(Provided material)
------------------------------------------------------------

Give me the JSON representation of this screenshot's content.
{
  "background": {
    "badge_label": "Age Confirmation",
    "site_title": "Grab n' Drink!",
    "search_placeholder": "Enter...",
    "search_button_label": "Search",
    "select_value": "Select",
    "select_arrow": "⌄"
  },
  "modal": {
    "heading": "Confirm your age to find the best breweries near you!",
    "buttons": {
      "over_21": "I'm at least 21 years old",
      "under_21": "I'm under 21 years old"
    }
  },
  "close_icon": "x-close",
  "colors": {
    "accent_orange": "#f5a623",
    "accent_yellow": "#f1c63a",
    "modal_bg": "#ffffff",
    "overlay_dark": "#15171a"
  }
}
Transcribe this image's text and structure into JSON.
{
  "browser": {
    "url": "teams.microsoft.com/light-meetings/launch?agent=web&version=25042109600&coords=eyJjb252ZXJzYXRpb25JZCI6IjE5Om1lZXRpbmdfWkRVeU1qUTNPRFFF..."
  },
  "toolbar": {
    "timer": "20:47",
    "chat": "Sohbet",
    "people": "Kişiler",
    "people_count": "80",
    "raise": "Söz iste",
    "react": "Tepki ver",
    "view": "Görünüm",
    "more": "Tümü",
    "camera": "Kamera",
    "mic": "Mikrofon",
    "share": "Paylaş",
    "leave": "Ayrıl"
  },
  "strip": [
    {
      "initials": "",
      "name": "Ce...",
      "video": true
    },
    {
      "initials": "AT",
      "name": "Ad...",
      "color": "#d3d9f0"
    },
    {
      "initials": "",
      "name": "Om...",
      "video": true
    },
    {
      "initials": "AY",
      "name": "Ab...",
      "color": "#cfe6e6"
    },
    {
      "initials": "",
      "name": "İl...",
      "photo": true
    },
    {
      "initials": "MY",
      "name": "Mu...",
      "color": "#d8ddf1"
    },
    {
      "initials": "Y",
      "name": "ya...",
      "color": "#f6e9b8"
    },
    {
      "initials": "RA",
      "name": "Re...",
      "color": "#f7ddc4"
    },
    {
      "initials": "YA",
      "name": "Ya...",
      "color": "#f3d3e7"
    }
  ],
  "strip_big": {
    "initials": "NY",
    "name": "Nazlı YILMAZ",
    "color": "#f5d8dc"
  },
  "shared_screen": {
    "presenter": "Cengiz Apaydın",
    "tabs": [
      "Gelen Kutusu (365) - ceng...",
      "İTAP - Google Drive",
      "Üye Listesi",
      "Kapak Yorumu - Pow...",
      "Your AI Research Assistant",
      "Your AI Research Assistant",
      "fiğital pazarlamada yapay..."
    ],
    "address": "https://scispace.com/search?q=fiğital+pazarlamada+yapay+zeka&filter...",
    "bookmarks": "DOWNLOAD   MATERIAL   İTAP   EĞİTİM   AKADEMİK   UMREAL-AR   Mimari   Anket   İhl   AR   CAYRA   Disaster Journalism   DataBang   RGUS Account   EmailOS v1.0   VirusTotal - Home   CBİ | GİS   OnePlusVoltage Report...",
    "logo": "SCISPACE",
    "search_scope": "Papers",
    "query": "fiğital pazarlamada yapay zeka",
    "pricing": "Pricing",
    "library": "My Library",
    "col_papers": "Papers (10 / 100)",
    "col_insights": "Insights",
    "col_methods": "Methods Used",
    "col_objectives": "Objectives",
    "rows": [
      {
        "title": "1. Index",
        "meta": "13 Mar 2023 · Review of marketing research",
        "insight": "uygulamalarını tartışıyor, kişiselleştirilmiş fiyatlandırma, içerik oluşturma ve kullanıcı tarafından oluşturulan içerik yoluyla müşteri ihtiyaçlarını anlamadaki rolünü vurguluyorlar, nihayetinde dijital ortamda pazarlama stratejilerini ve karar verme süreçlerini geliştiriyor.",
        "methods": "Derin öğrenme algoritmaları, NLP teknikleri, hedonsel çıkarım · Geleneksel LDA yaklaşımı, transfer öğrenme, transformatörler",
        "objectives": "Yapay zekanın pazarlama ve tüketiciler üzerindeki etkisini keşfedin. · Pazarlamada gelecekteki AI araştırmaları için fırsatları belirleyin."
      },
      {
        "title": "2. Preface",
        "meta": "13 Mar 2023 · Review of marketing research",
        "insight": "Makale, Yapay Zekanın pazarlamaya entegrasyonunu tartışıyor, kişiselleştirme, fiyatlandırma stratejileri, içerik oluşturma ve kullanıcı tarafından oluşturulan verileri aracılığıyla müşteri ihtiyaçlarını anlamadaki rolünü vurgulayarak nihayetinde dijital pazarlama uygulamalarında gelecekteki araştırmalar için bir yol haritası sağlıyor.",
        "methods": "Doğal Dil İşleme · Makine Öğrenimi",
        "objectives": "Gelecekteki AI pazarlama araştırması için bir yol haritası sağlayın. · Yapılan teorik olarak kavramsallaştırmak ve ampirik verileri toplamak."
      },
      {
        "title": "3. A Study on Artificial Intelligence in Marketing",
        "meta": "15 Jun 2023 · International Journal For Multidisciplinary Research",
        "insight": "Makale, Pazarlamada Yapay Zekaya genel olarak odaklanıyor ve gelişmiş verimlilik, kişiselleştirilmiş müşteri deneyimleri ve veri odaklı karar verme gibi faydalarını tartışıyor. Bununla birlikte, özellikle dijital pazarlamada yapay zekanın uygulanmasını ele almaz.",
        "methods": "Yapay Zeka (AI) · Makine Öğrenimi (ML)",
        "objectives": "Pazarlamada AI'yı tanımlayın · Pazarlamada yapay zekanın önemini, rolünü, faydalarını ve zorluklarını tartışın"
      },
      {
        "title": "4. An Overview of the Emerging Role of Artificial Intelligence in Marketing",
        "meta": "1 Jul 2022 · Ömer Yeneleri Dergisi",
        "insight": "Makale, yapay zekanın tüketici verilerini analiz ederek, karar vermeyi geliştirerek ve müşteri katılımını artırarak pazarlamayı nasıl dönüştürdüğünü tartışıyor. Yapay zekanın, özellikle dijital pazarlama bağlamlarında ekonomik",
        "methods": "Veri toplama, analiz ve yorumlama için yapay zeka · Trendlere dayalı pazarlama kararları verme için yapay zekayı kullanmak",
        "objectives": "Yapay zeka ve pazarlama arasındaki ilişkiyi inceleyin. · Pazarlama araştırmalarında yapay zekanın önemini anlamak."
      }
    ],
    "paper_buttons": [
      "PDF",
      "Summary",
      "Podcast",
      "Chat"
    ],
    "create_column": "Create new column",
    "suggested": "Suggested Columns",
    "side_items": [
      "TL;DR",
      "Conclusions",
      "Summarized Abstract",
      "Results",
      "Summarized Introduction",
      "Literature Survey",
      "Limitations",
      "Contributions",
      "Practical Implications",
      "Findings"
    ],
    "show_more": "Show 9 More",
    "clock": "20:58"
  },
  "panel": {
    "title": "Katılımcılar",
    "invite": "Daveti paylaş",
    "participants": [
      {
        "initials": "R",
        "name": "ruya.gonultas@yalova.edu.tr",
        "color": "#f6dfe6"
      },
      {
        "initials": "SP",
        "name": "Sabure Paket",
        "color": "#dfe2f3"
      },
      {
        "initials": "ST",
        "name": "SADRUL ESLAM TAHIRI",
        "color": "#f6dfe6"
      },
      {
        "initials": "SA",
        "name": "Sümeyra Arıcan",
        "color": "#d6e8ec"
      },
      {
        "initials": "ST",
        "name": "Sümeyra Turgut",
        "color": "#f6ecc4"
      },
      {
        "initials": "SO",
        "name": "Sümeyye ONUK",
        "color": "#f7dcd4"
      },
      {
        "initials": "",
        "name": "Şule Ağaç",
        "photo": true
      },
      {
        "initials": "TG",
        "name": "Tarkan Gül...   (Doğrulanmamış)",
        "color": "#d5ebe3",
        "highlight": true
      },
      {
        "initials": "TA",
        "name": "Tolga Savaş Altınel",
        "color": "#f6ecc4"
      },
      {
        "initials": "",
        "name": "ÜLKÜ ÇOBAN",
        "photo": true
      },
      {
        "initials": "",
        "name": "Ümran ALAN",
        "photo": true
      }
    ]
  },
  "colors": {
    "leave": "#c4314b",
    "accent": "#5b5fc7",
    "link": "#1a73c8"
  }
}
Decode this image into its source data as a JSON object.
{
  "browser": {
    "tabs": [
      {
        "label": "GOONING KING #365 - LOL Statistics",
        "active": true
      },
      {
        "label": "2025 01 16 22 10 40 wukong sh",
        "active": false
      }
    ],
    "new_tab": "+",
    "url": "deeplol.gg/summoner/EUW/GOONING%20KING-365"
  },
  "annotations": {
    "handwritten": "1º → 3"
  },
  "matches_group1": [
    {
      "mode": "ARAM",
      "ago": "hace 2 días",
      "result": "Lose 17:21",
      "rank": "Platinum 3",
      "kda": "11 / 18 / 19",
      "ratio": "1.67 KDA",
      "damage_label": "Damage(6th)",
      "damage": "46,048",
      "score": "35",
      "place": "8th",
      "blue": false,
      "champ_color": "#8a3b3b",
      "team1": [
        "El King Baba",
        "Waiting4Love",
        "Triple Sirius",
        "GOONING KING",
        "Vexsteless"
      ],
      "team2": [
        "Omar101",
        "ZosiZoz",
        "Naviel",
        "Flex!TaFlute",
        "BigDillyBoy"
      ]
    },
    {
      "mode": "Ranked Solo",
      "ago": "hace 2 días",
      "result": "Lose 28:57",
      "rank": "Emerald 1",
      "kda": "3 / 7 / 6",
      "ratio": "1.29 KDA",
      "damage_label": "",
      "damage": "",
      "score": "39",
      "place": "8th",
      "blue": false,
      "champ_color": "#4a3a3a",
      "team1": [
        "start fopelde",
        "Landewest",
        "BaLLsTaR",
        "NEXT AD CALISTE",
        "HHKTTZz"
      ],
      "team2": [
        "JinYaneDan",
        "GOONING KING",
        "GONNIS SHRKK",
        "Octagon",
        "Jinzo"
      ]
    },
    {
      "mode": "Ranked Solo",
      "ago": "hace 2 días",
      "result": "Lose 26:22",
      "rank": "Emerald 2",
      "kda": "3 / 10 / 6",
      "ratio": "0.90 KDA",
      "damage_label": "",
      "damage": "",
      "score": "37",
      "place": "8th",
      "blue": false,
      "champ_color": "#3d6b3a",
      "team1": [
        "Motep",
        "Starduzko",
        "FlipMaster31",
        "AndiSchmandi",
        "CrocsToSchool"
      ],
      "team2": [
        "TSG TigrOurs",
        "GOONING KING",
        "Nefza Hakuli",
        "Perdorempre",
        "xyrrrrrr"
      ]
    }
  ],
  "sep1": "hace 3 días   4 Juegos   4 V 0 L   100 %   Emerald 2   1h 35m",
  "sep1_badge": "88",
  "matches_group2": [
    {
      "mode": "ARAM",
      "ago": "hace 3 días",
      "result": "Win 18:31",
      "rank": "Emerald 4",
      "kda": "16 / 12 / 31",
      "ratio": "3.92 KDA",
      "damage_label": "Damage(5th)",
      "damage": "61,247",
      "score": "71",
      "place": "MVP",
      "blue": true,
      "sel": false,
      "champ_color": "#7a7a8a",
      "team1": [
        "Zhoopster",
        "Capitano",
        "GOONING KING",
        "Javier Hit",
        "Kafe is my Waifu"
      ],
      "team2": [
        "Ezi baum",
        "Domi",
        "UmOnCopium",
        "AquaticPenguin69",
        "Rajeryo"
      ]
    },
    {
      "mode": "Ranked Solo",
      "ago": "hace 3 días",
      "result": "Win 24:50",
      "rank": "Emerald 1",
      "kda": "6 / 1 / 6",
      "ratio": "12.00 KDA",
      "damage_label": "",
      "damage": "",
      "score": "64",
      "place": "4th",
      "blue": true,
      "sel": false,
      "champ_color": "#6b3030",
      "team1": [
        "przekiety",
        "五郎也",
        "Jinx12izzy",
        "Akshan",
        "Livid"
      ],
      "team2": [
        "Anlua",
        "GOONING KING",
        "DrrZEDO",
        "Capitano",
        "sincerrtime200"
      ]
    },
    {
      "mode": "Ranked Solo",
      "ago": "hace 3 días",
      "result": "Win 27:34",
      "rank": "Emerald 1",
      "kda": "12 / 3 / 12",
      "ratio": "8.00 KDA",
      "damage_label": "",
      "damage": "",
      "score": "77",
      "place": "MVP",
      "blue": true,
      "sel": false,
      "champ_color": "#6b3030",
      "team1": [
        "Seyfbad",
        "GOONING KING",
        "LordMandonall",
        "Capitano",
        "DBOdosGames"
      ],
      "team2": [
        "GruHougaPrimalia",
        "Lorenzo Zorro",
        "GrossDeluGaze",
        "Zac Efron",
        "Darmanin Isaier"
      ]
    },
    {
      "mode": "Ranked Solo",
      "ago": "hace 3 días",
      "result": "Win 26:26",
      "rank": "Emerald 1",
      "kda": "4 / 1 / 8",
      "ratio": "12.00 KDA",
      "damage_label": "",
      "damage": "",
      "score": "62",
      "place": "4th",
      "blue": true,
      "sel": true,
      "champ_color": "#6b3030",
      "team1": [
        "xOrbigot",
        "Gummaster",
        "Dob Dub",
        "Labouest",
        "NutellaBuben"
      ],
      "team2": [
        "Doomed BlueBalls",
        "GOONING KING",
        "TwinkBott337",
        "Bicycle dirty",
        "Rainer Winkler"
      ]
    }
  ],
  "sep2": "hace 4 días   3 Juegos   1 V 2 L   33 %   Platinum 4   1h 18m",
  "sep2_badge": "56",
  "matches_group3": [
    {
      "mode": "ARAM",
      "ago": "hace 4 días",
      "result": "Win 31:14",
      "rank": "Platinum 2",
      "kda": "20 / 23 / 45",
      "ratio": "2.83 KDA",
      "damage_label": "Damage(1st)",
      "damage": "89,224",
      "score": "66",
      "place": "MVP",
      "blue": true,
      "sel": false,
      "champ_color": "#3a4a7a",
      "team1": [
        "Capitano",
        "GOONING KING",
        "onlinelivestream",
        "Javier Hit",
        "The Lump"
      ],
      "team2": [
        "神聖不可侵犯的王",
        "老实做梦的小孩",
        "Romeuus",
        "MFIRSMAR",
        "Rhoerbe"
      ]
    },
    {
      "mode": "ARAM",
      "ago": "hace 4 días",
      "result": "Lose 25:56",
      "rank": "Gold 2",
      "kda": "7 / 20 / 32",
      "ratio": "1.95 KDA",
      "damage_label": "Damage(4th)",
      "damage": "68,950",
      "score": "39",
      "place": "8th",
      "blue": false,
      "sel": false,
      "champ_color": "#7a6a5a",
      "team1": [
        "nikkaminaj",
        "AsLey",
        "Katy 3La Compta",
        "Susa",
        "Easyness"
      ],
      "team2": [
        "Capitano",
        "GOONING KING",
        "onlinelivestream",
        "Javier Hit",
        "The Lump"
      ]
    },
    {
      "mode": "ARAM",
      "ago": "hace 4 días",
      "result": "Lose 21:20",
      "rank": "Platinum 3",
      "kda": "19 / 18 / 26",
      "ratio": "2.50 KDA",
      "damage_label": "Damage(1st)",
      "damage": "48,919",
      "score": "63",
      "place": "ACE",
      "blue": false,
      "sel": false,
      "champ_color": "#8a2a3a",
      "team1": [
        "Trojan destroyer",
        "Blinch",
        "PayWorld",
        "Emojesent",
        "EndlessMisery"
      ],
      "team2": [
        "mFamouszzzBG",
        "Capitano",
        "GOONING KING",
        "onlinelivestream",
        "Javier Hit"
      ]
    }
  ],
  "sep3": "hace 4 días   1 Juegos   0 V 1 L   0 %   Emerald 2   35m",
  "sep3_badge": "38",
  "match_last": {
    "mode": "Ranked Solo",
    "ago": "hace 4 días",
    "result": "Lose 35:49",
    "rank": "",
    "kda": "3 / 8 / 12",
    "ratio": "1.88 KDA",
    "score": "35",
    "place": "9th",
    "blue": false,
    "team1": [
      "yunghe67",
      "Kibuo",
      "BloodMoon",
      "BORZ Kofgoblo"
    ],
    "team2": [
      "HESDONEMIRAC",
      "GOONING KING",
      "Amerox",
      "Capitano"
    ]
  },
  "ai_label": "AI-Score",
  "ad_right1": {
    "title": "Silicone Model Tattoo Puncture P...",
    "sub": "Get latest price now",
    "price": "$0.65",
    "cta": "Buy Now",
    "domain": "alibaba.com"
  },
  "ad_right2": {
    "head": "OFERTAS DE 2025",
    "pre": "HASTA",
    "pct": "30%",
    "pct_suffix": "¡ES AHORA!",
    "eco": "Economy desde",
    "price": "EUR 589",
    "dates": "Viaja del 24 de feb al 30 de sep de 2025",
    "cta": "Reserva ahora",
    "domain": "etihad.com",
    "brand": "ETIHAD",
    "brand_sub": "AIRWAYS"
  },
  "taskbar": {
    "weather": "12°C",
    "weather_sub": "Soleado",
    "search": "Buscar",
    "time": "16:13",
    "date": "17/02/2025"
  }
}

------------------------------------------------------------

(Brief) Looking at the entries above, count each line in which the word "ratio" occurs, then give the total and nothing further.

(Solved problem) 11